§ **WORK REQUIRED**
Filter the material below down to the lines with the word "комиссии" and give those lines.

§ **SUPPLIED DATA**
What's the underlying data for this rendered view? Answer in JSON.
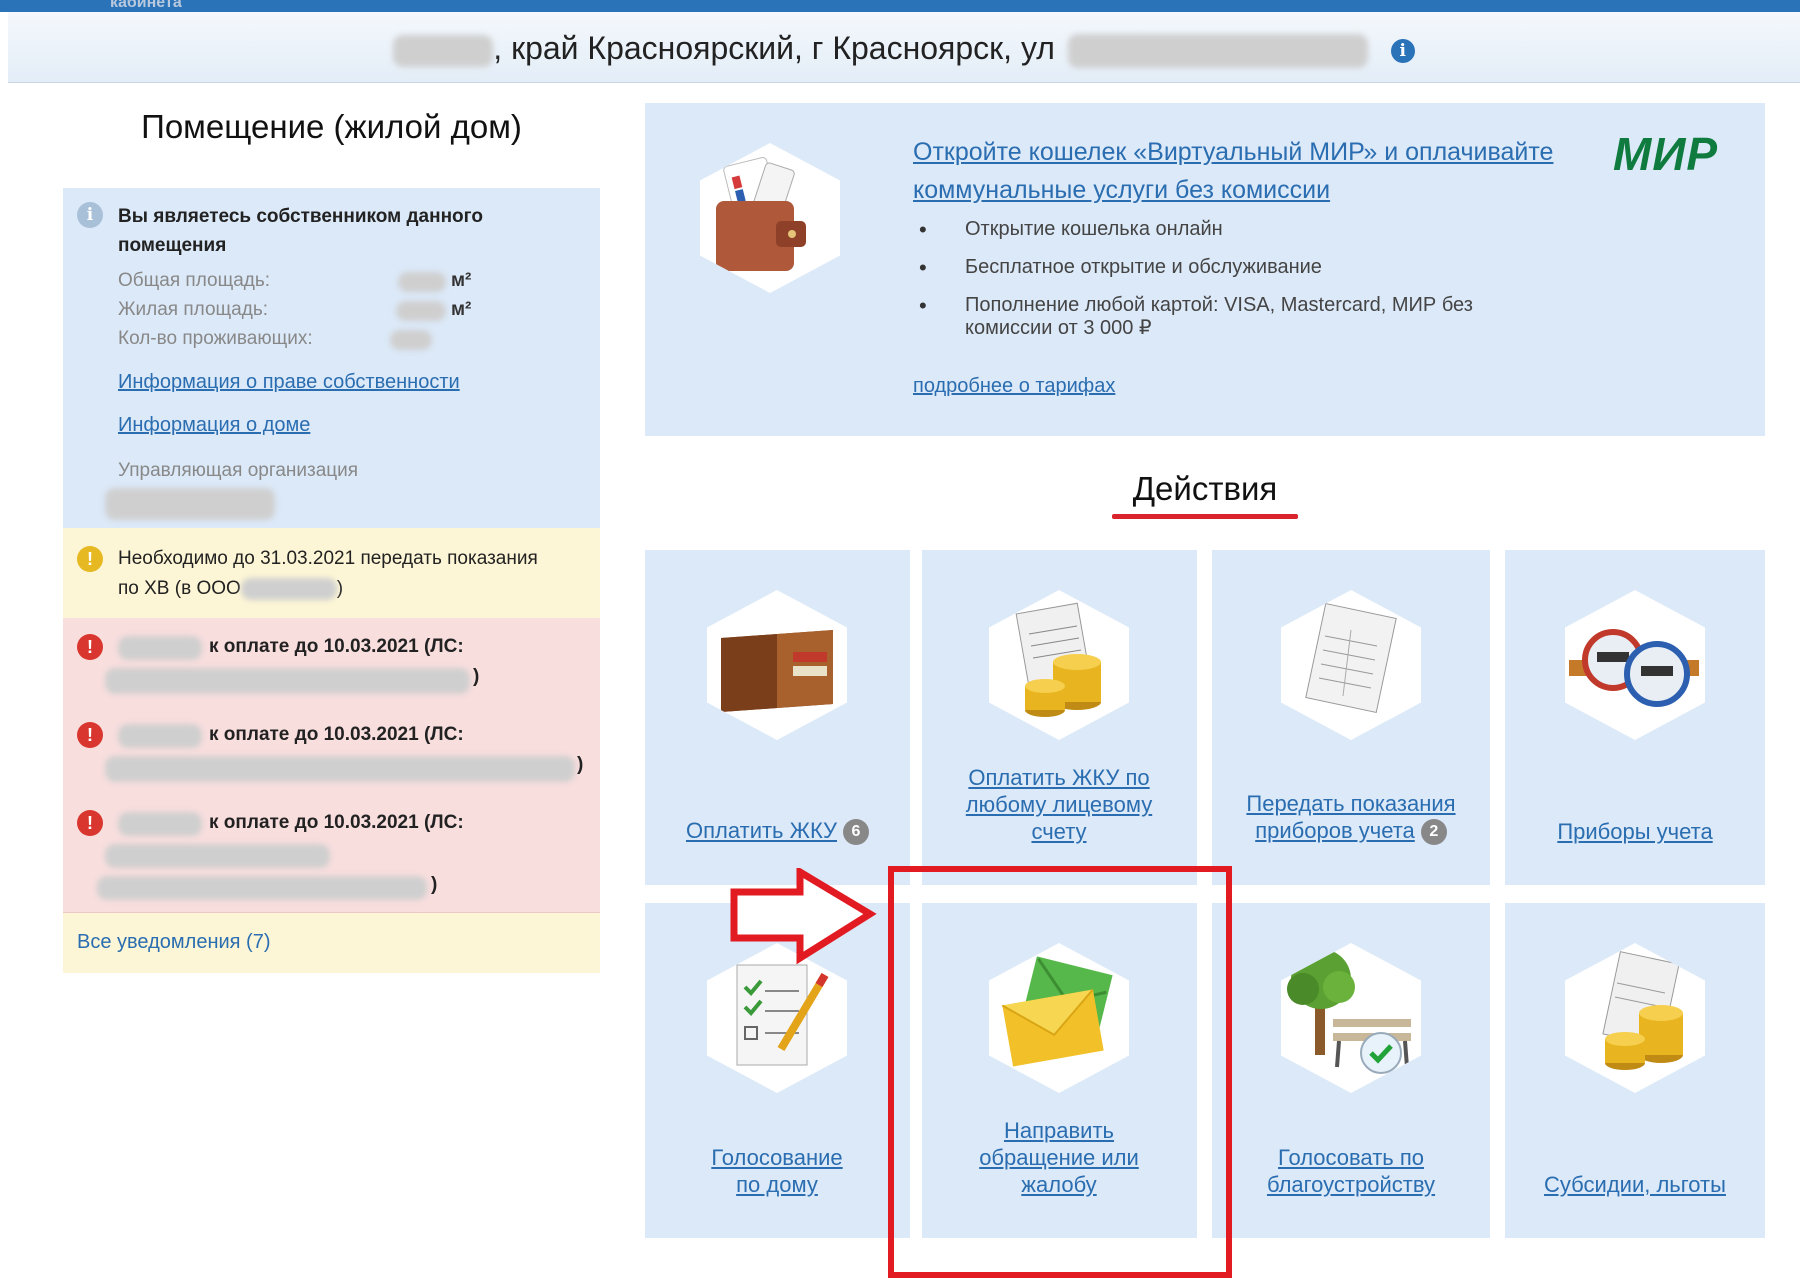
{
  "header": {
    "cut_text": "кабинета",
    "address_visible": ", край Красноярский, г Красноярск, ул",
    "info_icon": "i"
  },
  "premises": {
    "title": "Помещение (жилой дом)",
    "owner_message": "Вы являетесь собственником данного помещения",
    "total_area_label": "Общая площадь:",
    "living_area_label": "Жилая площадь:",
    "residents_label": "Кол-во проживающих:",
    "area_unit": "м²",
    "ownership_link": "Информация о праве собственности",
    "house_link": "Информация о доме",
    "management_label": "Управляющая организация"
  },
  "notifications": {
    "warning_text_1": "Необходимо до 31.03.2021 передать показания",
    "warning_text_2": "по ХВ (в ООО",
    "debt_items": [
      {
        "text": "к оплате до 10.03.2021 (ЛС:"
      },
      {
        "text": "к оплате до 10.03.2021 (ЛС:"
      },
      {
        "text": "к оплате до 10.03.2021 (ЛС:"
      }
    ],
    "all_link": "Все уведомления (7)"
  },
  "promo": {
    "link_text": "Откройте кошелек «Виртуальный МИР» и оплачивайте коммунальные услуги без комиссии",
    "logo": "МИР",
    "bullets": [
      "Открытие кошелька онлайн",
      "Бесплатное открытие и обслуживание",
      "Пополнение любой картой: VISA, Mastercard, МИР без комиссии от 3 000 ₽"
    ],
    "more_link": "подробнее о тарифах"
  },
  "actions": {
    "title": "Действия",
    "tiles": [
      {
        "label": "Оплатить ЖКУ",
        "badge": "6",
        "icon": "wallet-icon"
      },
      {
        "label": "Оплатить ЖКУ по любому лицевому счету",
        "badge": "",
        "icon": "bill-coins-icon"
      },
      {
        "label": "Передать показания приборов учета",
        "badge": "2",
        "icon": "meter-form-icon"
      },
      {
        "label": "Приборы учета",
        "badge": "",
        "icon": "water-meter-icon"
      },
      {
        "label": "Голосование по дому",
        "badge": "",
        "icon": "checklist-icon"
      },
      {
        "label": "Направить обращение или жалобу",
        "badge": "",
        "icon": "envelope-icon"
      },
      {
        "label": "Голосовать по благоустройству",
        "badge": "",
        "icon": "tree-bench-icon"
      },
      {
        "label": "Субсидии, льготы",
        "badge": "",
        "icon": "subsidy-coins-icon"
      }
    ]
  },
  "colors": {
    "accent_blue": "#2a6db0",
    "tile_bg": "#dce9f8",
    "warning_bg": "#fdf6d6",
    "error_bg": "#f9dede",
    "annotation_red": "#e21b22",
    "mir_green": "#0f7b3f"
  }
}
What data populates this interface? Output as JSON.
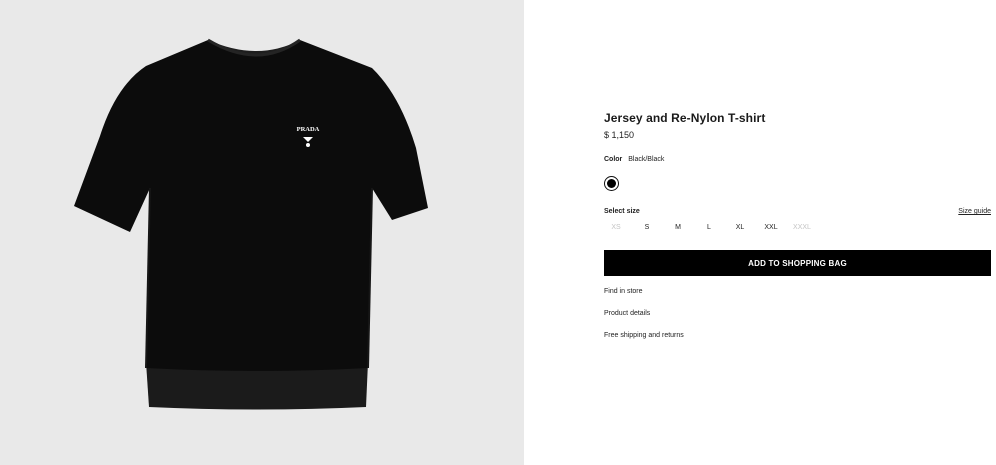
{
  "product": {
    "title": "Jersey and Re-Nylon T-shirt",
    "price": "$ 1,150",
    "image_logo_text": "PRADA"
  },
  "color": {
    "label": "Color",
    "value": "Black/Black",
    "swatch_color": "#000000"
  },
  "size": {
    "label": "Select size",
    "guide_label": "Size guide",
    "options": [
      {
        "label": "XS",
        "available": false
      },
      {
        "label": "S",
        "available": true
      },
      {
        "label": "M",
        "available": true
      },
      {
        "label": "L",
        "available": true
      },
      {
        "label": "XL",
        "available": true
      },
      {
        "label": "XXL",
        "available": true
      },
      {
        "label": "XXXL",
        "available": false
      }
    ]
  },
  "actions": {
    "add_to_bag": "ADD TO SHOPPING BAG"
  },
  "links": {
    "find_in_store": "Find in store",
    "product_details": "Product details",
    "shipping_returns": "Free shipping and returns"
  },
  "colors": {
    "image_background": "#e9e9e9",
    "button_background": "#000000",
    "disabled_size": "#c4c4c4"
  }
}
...
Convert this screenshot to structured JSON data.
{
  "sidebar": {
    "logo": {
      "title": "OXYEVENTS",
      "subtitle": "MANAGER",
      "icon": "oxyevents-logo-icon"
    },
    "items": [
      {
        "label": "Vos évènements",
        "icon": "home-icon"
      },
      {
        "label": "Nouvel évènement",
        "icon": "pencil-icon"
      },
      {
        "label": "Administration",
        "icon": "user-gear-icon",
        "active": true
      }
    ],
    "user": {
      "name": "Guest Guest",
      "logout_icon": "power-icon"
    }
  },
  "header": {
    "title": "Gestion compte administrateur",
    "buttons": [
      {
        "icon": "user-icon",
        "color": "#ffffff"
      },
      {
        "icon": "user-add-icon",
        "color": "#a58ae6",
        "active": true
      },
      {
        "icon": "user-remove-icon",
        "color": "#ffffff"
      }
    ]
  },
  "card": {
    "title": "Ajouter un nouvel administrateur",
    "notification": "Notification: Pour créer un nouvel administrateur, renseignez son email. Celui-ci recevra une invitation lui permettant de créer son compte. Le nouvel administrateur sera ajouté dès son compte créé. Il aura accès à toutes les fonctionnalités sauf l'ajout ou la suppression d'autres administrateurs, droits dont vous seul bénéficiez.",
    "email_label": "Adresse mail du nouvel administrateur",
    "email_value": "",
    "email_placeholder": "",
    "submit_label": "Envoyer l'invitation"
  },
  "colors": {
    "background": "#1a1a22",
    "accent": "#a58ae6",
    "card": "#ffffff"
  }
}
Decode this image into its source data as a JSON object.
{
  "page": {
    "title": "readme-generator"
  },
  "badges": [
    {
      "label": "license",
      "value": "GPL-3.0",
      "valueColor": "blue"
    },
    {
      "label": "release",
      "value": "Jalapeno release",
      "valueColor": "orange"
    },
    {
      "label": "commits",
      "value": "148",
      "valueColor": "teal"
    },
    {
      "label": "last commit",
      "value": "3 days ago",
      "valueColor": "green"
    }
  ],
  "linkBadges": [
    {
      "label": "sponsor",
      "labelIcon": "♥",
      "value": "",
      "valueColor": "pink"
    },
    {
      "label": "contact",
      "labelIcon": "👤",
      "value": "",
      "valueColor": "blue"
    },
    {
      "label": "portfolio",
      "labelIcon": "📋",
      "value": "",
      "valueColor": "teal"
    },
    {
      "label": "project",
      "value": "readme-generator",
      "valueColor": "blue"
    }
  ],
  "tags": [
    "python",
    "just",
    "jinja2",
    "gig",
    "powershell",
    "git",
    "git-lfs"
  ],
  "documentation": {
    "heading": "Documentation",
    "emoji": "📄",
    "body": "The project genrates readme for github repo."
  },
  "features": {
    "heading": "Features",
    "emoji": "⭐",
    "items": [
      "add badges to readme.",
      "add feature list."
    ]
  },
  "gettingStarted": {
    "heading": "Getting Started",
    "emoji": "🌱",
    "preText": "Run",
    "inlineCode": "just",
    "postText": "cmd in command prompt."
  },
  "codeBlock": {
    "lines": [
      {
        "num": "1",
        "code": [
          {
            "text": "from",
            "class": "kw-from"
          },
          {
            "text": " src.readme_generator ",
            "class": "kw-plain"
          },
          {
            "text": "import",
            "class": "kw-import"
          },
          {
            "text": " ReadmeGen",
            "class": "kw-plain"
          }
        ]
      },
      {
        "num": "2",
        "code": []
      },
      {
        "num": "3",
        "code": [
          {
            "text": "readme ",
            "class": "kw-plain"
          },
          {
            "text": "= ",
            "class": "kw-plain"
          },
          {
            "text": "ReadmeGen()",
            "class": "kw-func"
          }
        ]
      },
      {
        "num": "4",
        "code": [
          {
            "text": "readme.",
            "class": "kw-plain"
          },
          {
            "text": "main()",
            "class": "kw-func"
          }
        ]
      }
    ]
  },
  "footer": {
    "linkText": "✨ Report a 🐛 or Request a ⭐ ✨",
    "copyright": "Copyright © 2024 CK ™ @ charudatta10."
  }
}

§ **EXERCISE RESULT**
    "link_text": "Откройте кошелек «Виртуальный МИР» и оплачивайте коммунальные услуги без комиссии",
      "Пополнение любой картой: VISA, Mastercard, МИР без комиссии от 3 000 ₽"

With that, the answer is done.